Steroids, also called corticosteroids, are anti-inflammatory medicines used to treat a range of conditions.
They're different from anabolic steroids, which are often used illegally by some people to increase their muscle mass.
Types of steroids
Steroids come in many different forms.
The main types are:
- tablets and liquids – such as prednisolone
- inhalers – such as beclometasone and fluticasone
- nasal sprays – such as beclometasone and fluticasone
- injections (given into joints, muscles or blood vessels) – such as methylprednisolone
- creams, lotions and gels – such as hydrocortisone for skin
Most steroids are only available on prescription, but a few (such as some creams or nasal sprays) can be bought from pharmacies and shops.
Side effects of steroids
Steroids do not tend to cause significant side effects if they're taken for a short time or at a low dose.
But sometimes they can cause unpleasant side effects, such as an increased appetite, mood changes and difficulty sleeping (insomnia). This is most common with steroid tablets.
The side effects will usually pass once you finish the treatment, but do not stop taking your medicine without speaking to your doctor. Your doctor will advise you on how to gradually reduce your dose if necessary. Stopping a prescribed course of medicine suddenly can cause further unpleasant side effects (withdrawal symptoms).
Read more about the side effects of:
If you need to take high doses of steroids you may need to carry a blue steroid treatment card or a red steroid emergency card.
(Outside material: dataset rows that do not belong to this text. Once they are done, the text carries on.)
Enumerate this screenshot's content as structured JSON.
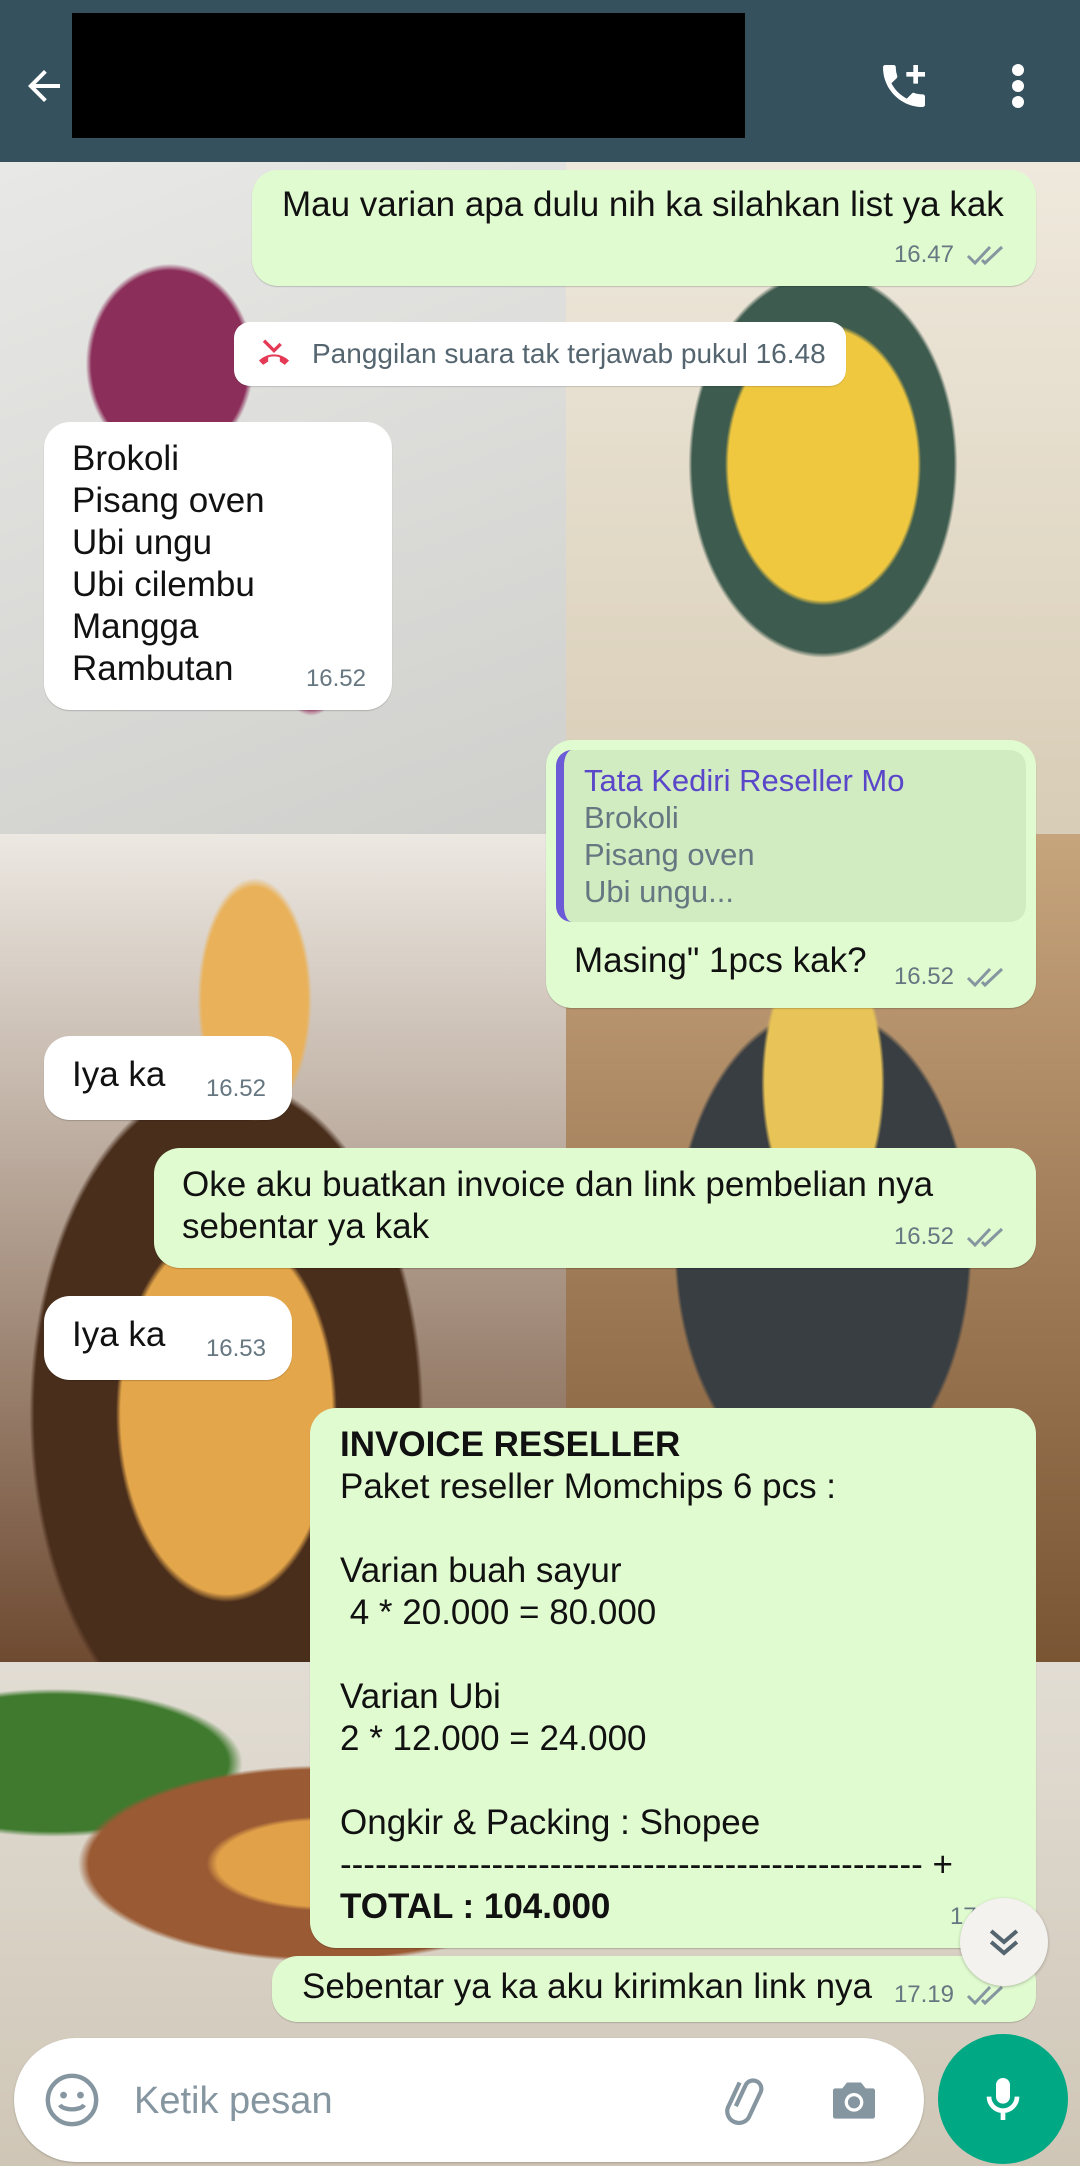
{
  "header": {
    "contact_name": "",
    "back_icon": "arrow-back-icon",
    "call_icon": "add-call-icon",
    "menu_icon": "more-vert-icon",
    "color": "#35515e"
  },
  "messages": [
    {
      "dir": "out",
      "text": "Mau varian apa dulu nih ka silahkan list ya kak",
      "time": "16.47"
    },
    {
      "dir": "system",
      "text": "Panggilan suara tak terjawab pukul 16.48",
      "icon": "missed-call-icon"
    },
    {
      "dir": "in",
      "text": "Brokoli\nPisang oven\nUbi ungu\nUbi cilembu\nMangga\nRambutan",
      "time": "16.52"
    },
    {
      "dir": "out",
      "quote_name": "Tata Kediri Reseller Mo",
      "quote_text": "Brokoli\nPisang oven\nUbi ungu...",
      "text": "Masing\" 1pcs kak?",
      "time": "16.52"
    },
    {
      "dir": "in",
      "text": "Iya ka",
      "time": "16.52"
    },
    {
      "dir": "out",
      "text": "Oke aku buatkan invoice dan link pembelian nya\nsebentar ya kak",
      "time": "16.52"
    },
    {
      "dir": "in",
      "text": "Iya ka",
      "time": "16.53"
    },
    {
      "dir": "out",
      "bold_title": "INVOICE RESELLER",
      "text": "Paket reseller Momchips 6 pcs :\n\nVarian buah sayur\n 4 * 20.000 = 80.000\n\nVarian Ubi\n2 * 12.000 = 24.000\n\nOngkir & Packing : Shopee\n-------------------------------------------------- +",
      "bold_total": "TOTAL : 104.000",
      "time": "17.19"
    },
    {
      "dir": "out",
      "text": "Sebentar ya ka aku kirimkan link nya",
      "time": "17.19"
    }
  ],
  "scroll_icon": "double-chevron-down-icon",
  "input": {
    "placeholder": "Ketik pesan",
    "value": "",
    "emoji_icon": "emoji-icon",
    "attach_icon": "paperclip-icon",
    "camera_icon": "camera-icon",
    "mic_icon": "mic-icon"
  },
  "colors": {
    "outgoing": "#e1fbd0",
    "incoming": "#ffffff",
    "accent": "#00a884",
    "tick": "#8696a0"
  }
}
Ask your doctor about these.
The blue steroid treatment card has details of your treatment and how you can reduce the risks of side effects.
The red steroid emergency card warns healthcare professionals that you're taking steroids in case you need emergency treatment.
If you need any medical or dental treatment, show your blue or red steroid card to the doctor, dentist or pharmacist so that they know you're taking steroids.
Uses for steroids
Steroids can be used to treat a wide range of conditions, including:
- asthma and chronic obstructive pulmonary disease (COPD)
- hay fever
- severe hives
- painful joints or muscles – such as arthritis, tennis elbow and frozen shoulder
- pain caused by an irritated or trapped nerve – such as severe sciatica
- inflammatory bowel disease – such as Crohn's disease
- multiple sclerosis (MS)
How steroids work
Steroids are a man-made version of hormones normally produced by the adrenal glands which are 2 small glands found above the kidneys.
Steroids reduce redness and swelling (inflammation). This can help with inflammatory conditions such as asthma and eczema.
Steroids also reduce the activity of the immune system, which is the body's natural defence against illness and infection.
This can help treat autoimmune conditions, such as rheumatoid arthritis or lupus, which are caused by the immune system mistakenly attacking the body.
Page last reviewed: 19 April 2023
Next review due: 19 April 2026